Keep your stick on the ice
According to da.urbandictionary “The most basic and important piece of advice in hockey (and maybe even in life) Also possibly the most repeated advice from coaches, often screamed in frustration when some knob misses an easy tip into a wide open net because his/her stick is nowhere near the ice, or the goalie lets in a soft five-hole goal for the same reason.” It also has much wider metaphoric meaning which is how we use it here.
But let us get the hockey references up and running first:
It is easy and tempting to get too agitated after a setback. It is easy and tempting to raise your stick in a gesture of drama or agression.
Dont loose hope, just do the simple stuff that will let you make use of opportunity. When you raise your stick you have given up on luck. When you play to win, your stick is on the ice: According to Justin Pot: “Keeping your stick on the ice means you can shoot at a moments notice, important when you’re on the receiving end of a lucky bounce or a great pass.”
There is a point here however: Your overt actions and your inner state are connected by habits and motivations, not by a push rod. You dont actually need to get rid of the anger in order to get your stick down at puck level. Which would leve open the possiblity to let that inner state motivate some other more promissing action when opportunity comes along.
But why is this a good ides? How does it work? What are the benefits? How does drama, venting and catharsis relate to getting results? Does a habit of selfsoothing help you get control over yourself? Does selfsoothing get in the way of getting practical results? In what way is agression or anger helpfull towards getting stuff done? Why is the general advice on tempering anger at ods with our understanding of personal efficiency.
And how does agresssion relate to risk and risk aversion? You have heard the phrase that someone “is a killer” in some variety of business. This does not mean that they strangled the old and innept chairman of the board of the company. It somehow relates to a low level of risk aversion, but what exactly is going on? How does this work in theory and how can it ba adapted to your own strugles and life situation?
All of that is going to be sorted out for you on the following pages in this module. So keep your stick on the ice!
combines some of elements from hockey game play and applies them to a generic challenges that

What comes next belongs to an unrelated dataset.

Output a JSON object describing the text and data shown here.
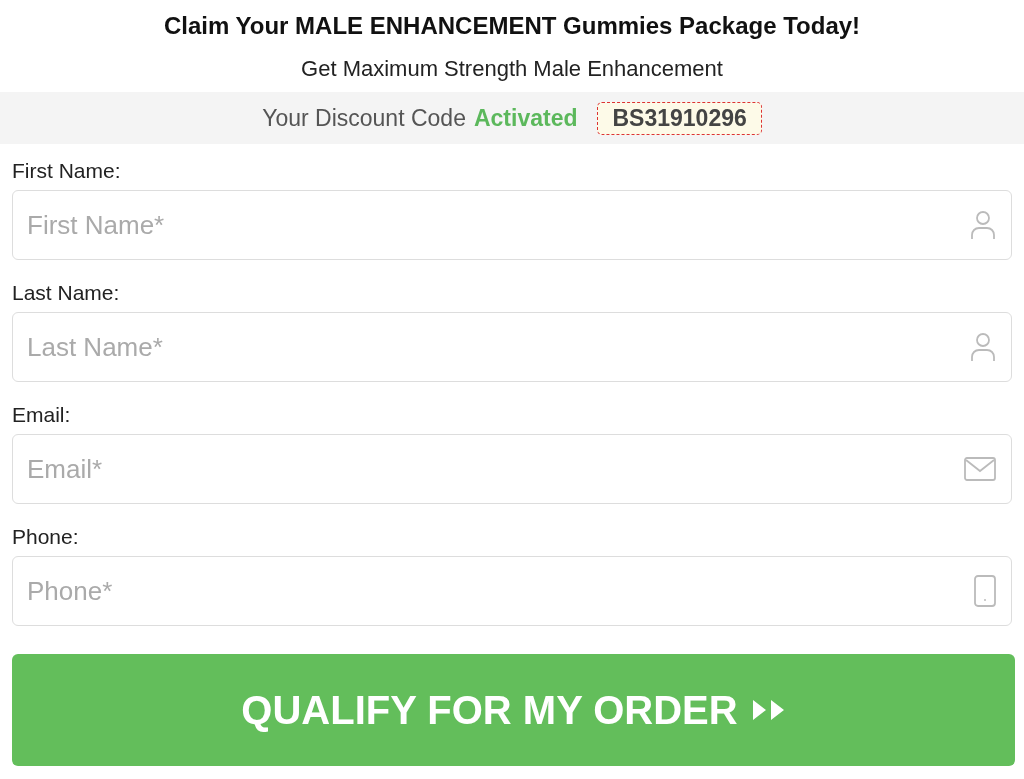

Your overt actions and your inner state are connected by habits and motivations, not by a push rod. You dont actually need to get rid of the anger in order to get your stick down at puck level.